It's been quite difficult to accept that we may need to wait two years until we can become parents. Two years until I can hold a baby at home and make him or her our child. Today made me want to wear a t-shirt in public that says, "Looking to adopt a baby soon!". Which surprisingly enough, women have tried SUCCESSFULLY by locating a birthmother of their own.

*Sigh*. I'm very much hanging on to His Promise. Because there is no other way I will be able to wait that long without Him.

Sunday, August 5, 2012

Keepin' It Real: lows at work.

The past two weeks or so have been pretty rough. My hormonal state was at the perfect progesterone-high for me to be extremely down when Sam's niece was born. I hesitated on whether or not to post about my personal prayers from about a week ago while at work, but in order to keep considering this blog my personal journal, I find it essential to stick to my "disclose all" policy.

So, about a week ago at work as I furiously battled tears, I wrote this:

"Every time when I think the pain is starting to subside and I feel I can begin to move on, a child is born to someone we know, or someone posts photos of their newborn child on Facebook, or someone announces their pregnancy... I'm feeling tempted to resent you, Lord, I cannot fight this battle without you. Hear my plight Lord, let me put on your armor so that I may get out of this depression... my heart, my whole being aches. I have a knot in my throat and tears I'm fighting to keep from dropping. Infertility is such a horrible agony. Free me, O Lord, from these demons that torment me; help me move on to the place where You want me to be. I'm powerless without You, Lord; I beg You, listen to my plight..." 

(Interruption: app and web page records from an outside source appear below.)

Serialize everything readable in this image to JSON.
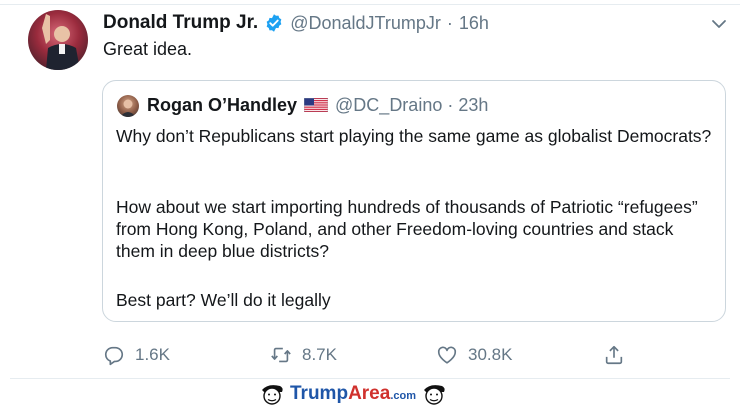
{
  "tweet": {
    "author_name": "Donald Trump Jr.",
    "handle": "@DonaldJTrumpJr",
    "separator": "·",
    "time": "16h",
    "text": "Great idea."
  },
  "quoted_tweet": {
    "author_name": "Rogan O’Handley",
    "handle": "@DC_Draino",
    "separator": "·",
    "time": "23h",
    "paragraph_1": "Why don’t Republicans start playing the same game as globalist Democrats?",
    "paragraph_2": "How about we start importing hundreds of thousands of Patriotic “refugees” from Hong Kong, Poland, and other Freedom-loving countries and stack them in deep blue districts?",
    "paragraph_3": "Best part? We’ll do it legally"
  },
  "actions": {
    "reply_count": "1.6K",
    "retweet_count": "8.7K",
    "like_count": "30.8K"
  },
  "icons": {
    "verified": "verified-badge-icon",
    "menu": "chevron-down-icon",
    "reply": "reply-icon",
    "retweet": "retweet-icon",
    "like": "heart-icon",
    "share": "share-icon",
    "flag": "us-flag-icon"
  },
  "watermark": {
    "part1": "Trump",
    "part2": "Area",
    "part3": ".com"
  },
  "colors": {
    "verified_blue": "#1da1f2",
    "secondary_text": "#657786",
    "border": "#ccd6dd",
    "watermark_blue": "#1f56a8",
    "watermark_red": "#d0312d"
  }
}
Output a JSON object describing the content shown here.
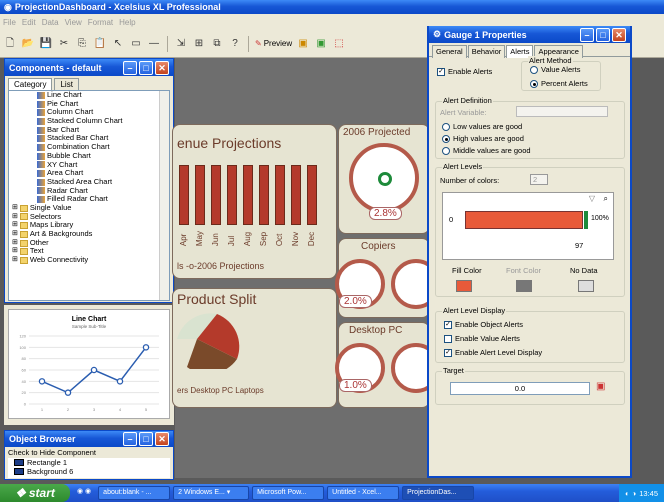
{
  "app_title": "ProjectionDashboard - Xcelsius XL Professional",
  "menu": [
    "File",
    "Edit",
    "Data",
    "View",
    "Format",
    "Help"
  ],
  "toolbar": {
    "preview_label": "Preview"
  },
  "components_panel": {
    "title": "Components - default",
    "tabs": [
      "Category",
      "List"
    ],
    "tree_items": [
      "Line Chart",
      "Pie Chart",
      "Column Chart",
      "Stacked Column Chart",
      "Bar Chart",
      "Stacked Bar Chart",
      "Combination Chart",
      "Bubble Chart",
      "XY Chart",
      "Area Chart",
      "Stacked Area Chart",
      "Radar Chart",
      "Filled Radar Chart"
    ],
    "folders": [
      "Single Value",
      "Selectors",
      "Maps Library",
      "Art & Backgrounds",
      "Other",
      "Text",
      "Web Connectivity"
    ]
  },
  "preview_chart": {
    "title": "Line Chart",
    "subtitle": "Sample Sub-Title"
  },
  "chart_data": {
    "type": "line",
    "title": "Line Chart",
    "subtitle": "Sample Sub-Title",
    "x": [
      1,
      2,
      3,
      4,
      5
    ],
    "values": [
      40,
      20,
      60,
      40,
      100
    ],
    "ylim": [
      0,
      120
    ],
    "yticks": [
      0,
      20,
      40,
      60,
      80,
      100,
      120
    ]
  },
  "object_browser": {
    "title": "Object Browser",
    "hint": "Check to Hide Component",
    "items": [
      "Rectangle 1",
      "Background 6"
    ]
  },
  "dashboard": {
    "revenue_title": "enue Projections",
    "months": [
      "Apr",
      "May",
      "Jun",
      "Jul",
      "Aug",
      "Sep",
      "Oct",
      "Nov",
      "Dec"
    ],
    "legend": "ls  -o-2006 Projections",
    "split_title": "Product Split",
    "split_legend": "ers  Desktop PC  Laptops",
    "proj_title": "2006 Projected",
    "gauge1_value": "2.8%",
    "copiers_label": "Copiers",
    "gauge2_value": "2.0%",
    "desktop_label": "Desktop PC",
    "gauge3_value": "1.0%"
  },
  "props": {
    "title": "Gauge 1 Properties",
    "tabs": [
      "General",
      "Behavior",
      "Alerts",
      "Appearance"
    ],
    "enable_alerts": "Enable Alerts",
    "alert_method": "Alert Method",
    "value_alerts": "Value Alerts",
    "percent_alerts": "Percent Alerts",
    "alert_definition": "Alert Definition",
    "alert_variable": "Alert Variable:",
    "low_good": "Low values are good",
    "high_good": "High values are good",
    "middle_good": "Middle values are good",
    "alert_levels": "Alert Levels",
    "num_colors": "Number of colors:",
    "num_colors_value": "2",
    "min_value": "0",
    "max_label": "100%",
    "threshold": "97",
    "fill_color": "Fill Color",
    "font_color": "Font Color",
    "no_data": "No Data",
    "display_group": "Alert Level Display",
    "enable_object_alerts": "Enable Object Alerts",
    "enable_value_alerts": "Enable Value Alerts",
    "enable_level_display": "Enable Alert Level Display",
    "target_group": "Target",
    "target_value": "0.0"
  },
  "taskbar": {
    "start": "start",
    "tasks": [
      "about:blank - ...",
      "2 Windows E... ▾",
      "Microsoft Pow...",
      "Untitled - Xcel...",
      "ProjectionDas..."
    ],
    "clock": "13:45"
  },
  "colors": {
    "xp_blue": "#0b49c8",
    "alert_red": "#e85a3a",
    "alert_green": "#1d8a3a",
    "accent_brown": "#6b3b2a"
  }
}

A part of me felt awful about not being able to see my sister (sister-in-law really, but I love her so) and her beautiful baby girl. That day, as the delivery time approached, I prayed and pleaded that both momma and baby would be okay. I checked my Facebook a hundred times, waiting for Shelby's first photos. I could feel the excitement, but it was all cloaked with such a mournful sadness. I'm working on a present for Shelby and this somehow makes me feel better, because it makes me realize that I will see them fairly soon. I'll have to time it just right so that I'll be in the chock-full estrogen part of my cycle, as the odds of being content are so much higher then. 

We have also begun calling adoption agencies and are slowly learning about the process. It's a daily struggle to accept that becoming parents will likely take a year and a half, at minimum. This is twice the amount of time a woman is pregnant, and it means spending so, so much more money than if it could happen "the natural way". I'm trying to move on from what we could've had because, well... nothing comes out of that. But like I said in my prayer, permanent infertility is agony. A cyclical agony.

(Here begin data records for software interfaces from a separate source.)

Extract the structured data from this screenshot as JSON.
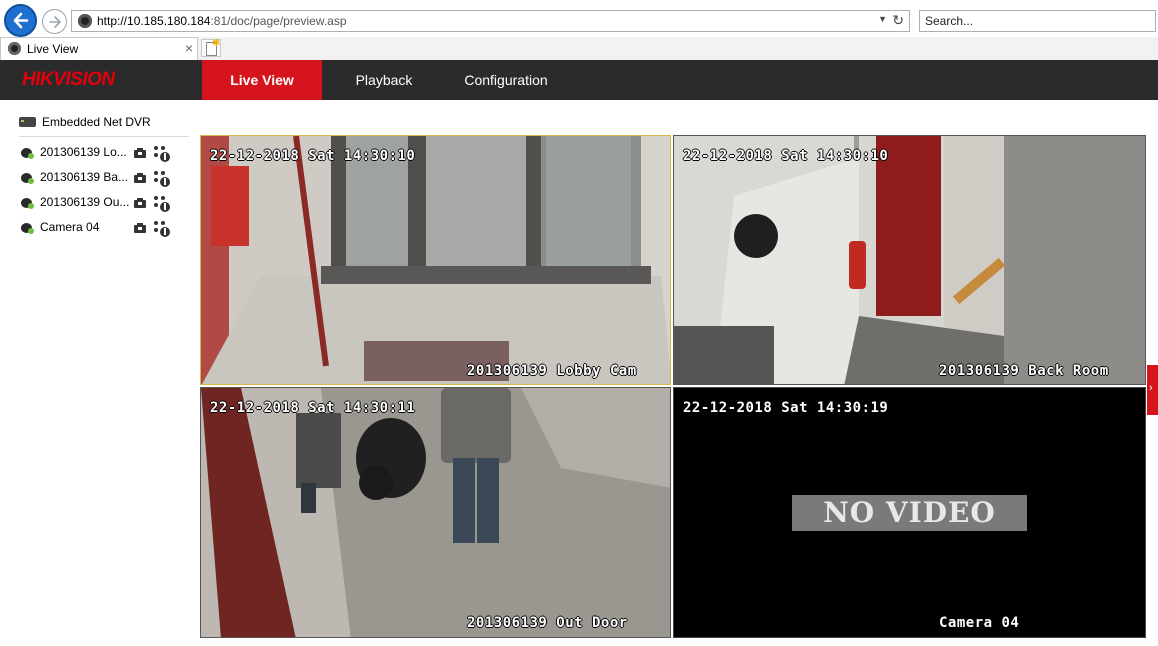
{
  "browser": {
    "url_domain": "http://10.185.180.184",
    "url_rest": ":81/doc/page/preview.asp",
    "search_placeholder": "Search...",
    "tab_title": "Live View"
  },
  "app": {
    "logo_part1": "HIK",
    "logo_part2": "VISION",
    "nav": {
      "live": "Live View",
      "playback": "Playback",
      "config": "Configuration"
    },
    "colors": {
      "accent": "#d5141e",
      "header_bg": "#2b2b2b"
    }
  },
  "devices": {
    "dvr_label": "Embedded Net DVR",
    "cameras": [
      {
        "label": "201306139 Lo..."
      },
      {
        "label": "201306139 Ba..."
      },
      {
        "label": "201306139 Ou..."
      },
      {
        "label": "Camera 04"
      }
    ]
  },
  "video": {
    "tiles": [
      {
        "timestamp": "22-12-2018 Sat 14:30:10",
        "name": "201306139 Lobby Cam"
      },
      {
        "timestamp": "22-12-2018 Sat 14:30:10",
        "name": "201306139 Back Room"
      },
      {
        "timestamp": "22-12-2018 Sat 14:30:11",
        "name": "201306139 Out Door"
      },
      {
        "timestamp": "22-12-2018 Sat 14:30:19",
        "name": "Camera 04",
        "status": "NO VIDEO"
      }
    ]
  }
}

I found this article titled "Infertility Etiquette", which I found quite interesting in that, the writer herself KNOWS. Women like her are the only ones whom I can truly, truly relate to. It reminds me that I'm not alone, even though many times I do feel pretty lonely. This particular fragment gives a very accurate description of the struggle:

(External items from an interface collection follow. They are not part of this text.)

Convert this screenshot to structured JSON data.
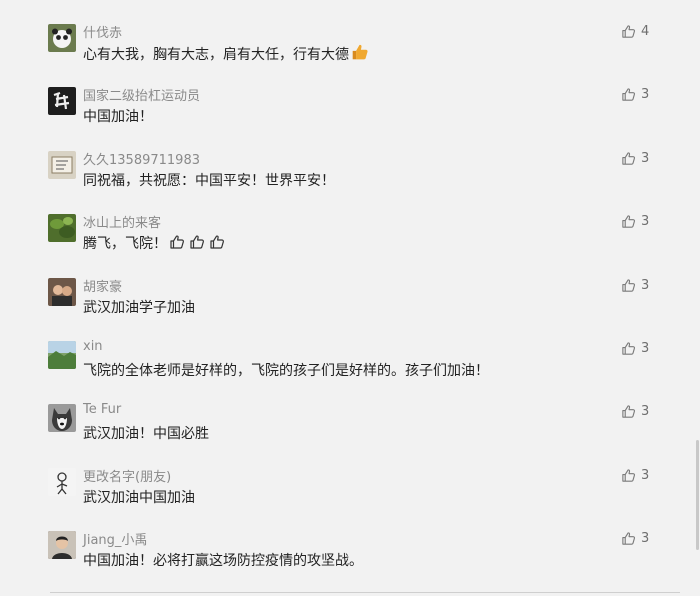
{
  "comments": [
    {
      "user": "什伐赤",
      "text": "心有大我，胸有大志，肩有大任，行有大德",
      "likes": "4",
      "avatar_icon": "panda-avatar-icon",
      "avatar_color": "#6b7b4e",
      "emoji": "thumbs-up-emoji",
      "outline_thumbs": 0
    },
    {
      "user": "国家二级抬杠运动员",
      "text": "中国加油！",
      "likes": "3",
      "avatar_icon": "calligraphy-avatar-icon",
      "avatar_color": "#1e1e1e",
      "emoji": null,
      "outline_thumbs": 0
    },
    {
      "user": "久久13589711983",
      "text": "同祝福，共祝愿：中国平安！世界平安！",
      "likes": "3",
      "avatar_icon": "scroll-avatar-icon",
      "avatar_color": "#d8d2c4",
      "emoji": null,
      "outline_thumbs": 0
    },
    {
      "user": "冰山上的来客",
      "text": "腾飞，飞院！",
      "likes": "3",
      "avatar_icon": "green-leaves-avatar-icon",
      "avatar_color": "#4f6e2c",
      "emoji": null,
      "outline_thumbs": 3
    },
    {
      "user": "胡家豪",
      "text": "武汉加油学子加油",
      "likes": "3",
      "avatar_icon": "couple-photo-avatar-icon",
      "avatar_color": "#6d5748",
      "emoji": null,
      "outline_thumbs": 0
    },
    {
      "user": "xin",
      "text": "飞院的全体老师是好样的，飞院的孩子们是好样的。孩子们加油！",
      "likes": "3",
      "avatar_icon": "landscape-avatar-icon",
      "avatar_color": "#7fa26a",
      "emoji": null,
      "outline_thumbs": 0
    },
    {
      "user": "Te Fur",
      "text": "武汉加油！中国必胜",
      "likes": "3",
      "avatar_icon": "husky-dog-avatar-icon",
      "avatar_color": "#9a9a9a",
      "emoji": null,
      "outline_thumbs": 0
    },
    {
      "user": "更改名字(朋友)",
      "text": "武汉加油中国加油",
      "likes": "3",
      "avatar_icon": "person-sketch-avatar-icon",
      "avatar_color": "#f4f4f4",
      "emoji": null,
      "outline_thumbs": 0
    },
    {
      "user": "Jiang_小禹",
      "text": "中国加油！必将打赢这场防控疫情的攻坚战。",
      "likes": "3",
      "avatar_icon": "portrait-avatar-icon",
      "avatar_color": "#5a4a3e",
      "emoji": null,
      "outline_thumbs": 0
    }
  ],
  "colors": {
    "background": "#f2f2f2",
    "username": "#8a8a8a",
    "text": "#222222",
    "like_icon": "#7a7a7a",
    "emoji": "#f0a830"
  },
  "icons": {
    "like": "thumbs-up-outline-icon"
  }
}
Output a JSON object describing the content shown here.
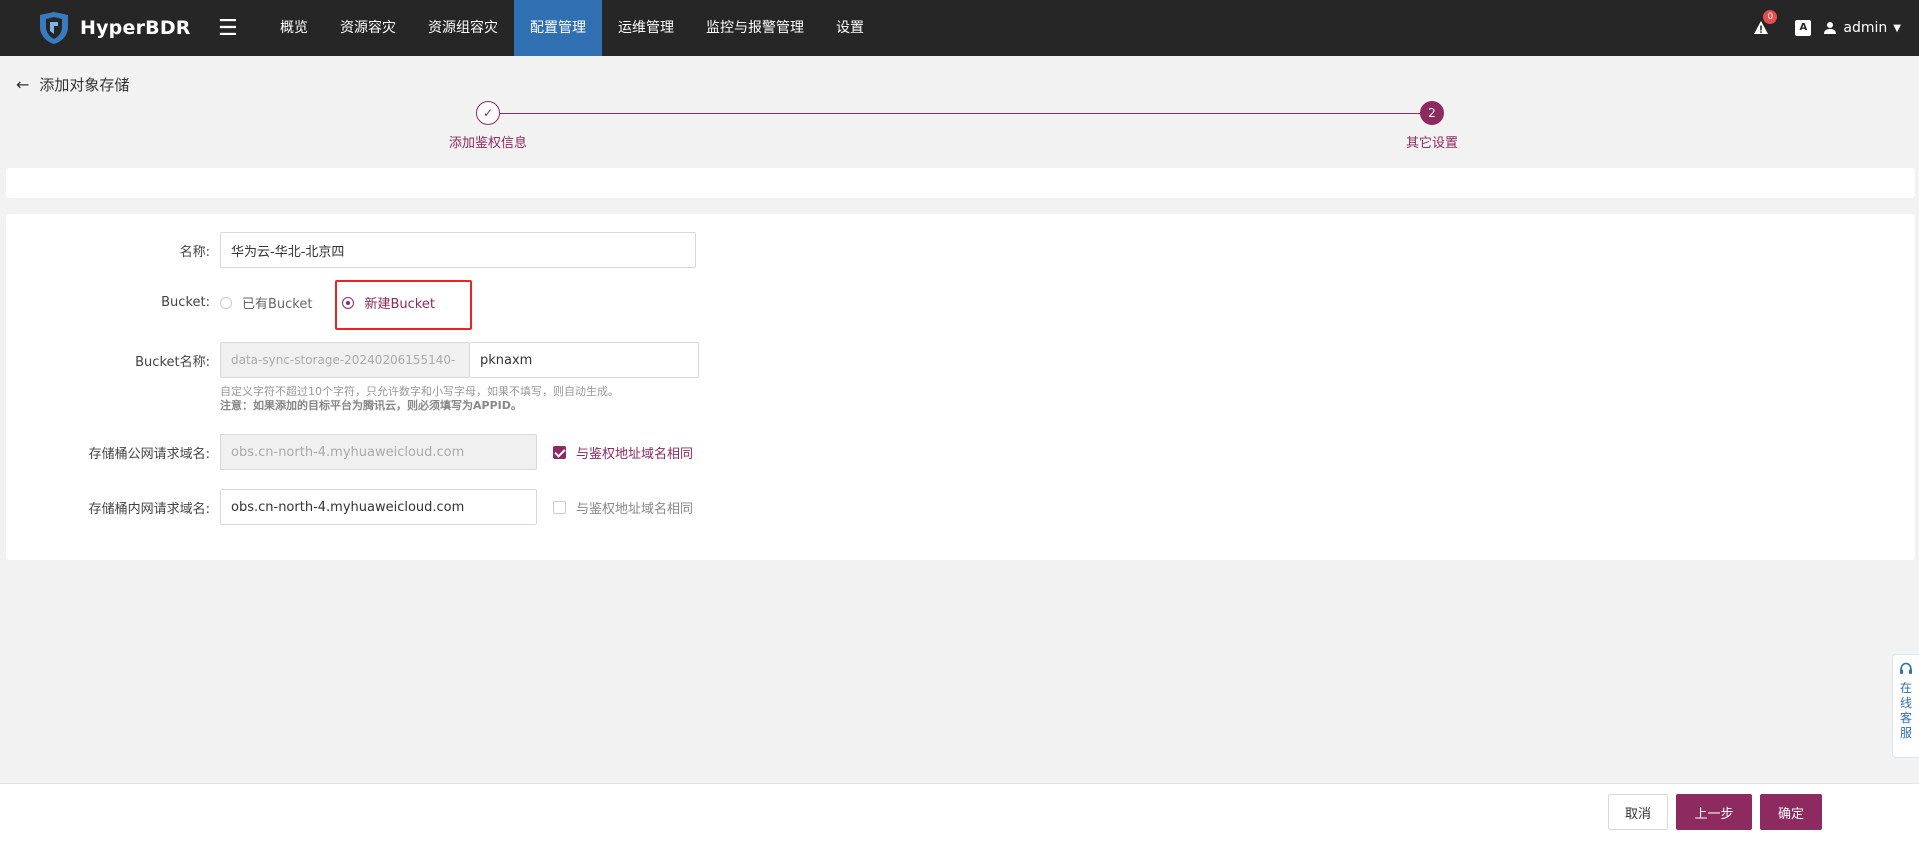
{
  "app": {
    "name": "HyperBDR",
    "nav": [
      {
        "label": "概览"
      },
      {
        "label": "资源容灾"
      },
      {
        "label": "资源组容灾"
      },
      {
        "label": "配置管理",
        "active": true
      },
      {
        "label": "运维管理"
      },
      {
        "label": "监控与报警管理"
      },
      {
        "label": "设置"
      }
    ],
    "alert_count": "0",
    "font_icon": "A",
    "user": "admin"
  },
  "page": {
    "title": "添加对象存储",
    "steps": [
      {
        "label": "添加鉴权信息",
        "status": "done"
      },
      {
        "label": "其它设置",
        "status": "current",
        "number": "2"
      }
    ]
  },
  "form": {
    "name_label": "名称:",
    "name_value": "华为云-华北-北京四",
    "bucket_label": "Bucket:",
    "bucket_options": [
      {
        "label": "已有Bucket",
        "selected": false
      },
      {
        "label": "新建Bucket",
        "selected": true
      }
    ],
    "bucket_name_label": "Bucket名称:",
    "bucket_prefix": "data-sync-storage-20240206155140-",
    "bucket_suffix": "pknaxm",
    "hint_line1": "自定义字符不超过10个字符，只允许数字和小写字母，如果不填写，则自动生成。",
    "hint_line2": "注意：如果添加的目标平台为腾讯云，则必须填写为APPID。",
    "public_endpoint_label": "存储桶公网请求域名:",
    "public_endpoint_value": "obs.cn-north-4.myhuaweicloud.com",
    "public_same_label": "与鉴权地址域名相同",
    "public_same_checked": true,
    "internal_endpoint_label": "存储桶内网请求域名:",
    "internal_endpoint_value": "obs.cn-north-4.myhuaweicloud.com",
    "internal_same_label": "与鉴权地址域名相同",
    "internal_same_checked": false
  },
  "footer": {
    "cancel": "取消",
    "prev": "上一步",
    "ok": "确定"
  },
  "service": {
    "label": "在线客服"
  },
  "colors": {
    "accent": "#8d2a5f",
    "nav_active": "#2f6fb2",
    "topbar": "#262626",
    "highlight": "#ee2222"
  }
}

"Infertility is, indeed, a very painful struggle. The pain is similar to the grief over losing a loved one, but it is unique because it is a recurring grief. When a loved one dies, he isn't coming back. There is no hope that he will come back from the dead. You must work through the stages of grief, accept that you will never see this person again, and move on with your life.
The grief of infertility is not so cut and dry. Infertile people grieve the loss of the baby that they may never know. They grieve the loss of that baby who would have had mommy's nose and daddy's eyes. But, each month, there is the hope that maybe that baby will be conceived after all. No matter how hard they try to prepare themselves for bad news, they still hope that this month will be different. Then, the bad news comes again, and the grief washes over the infertile couple anew. This process happens month after month, year after year. It is like having a deep cut that keeps getting opened right when it starts to heal."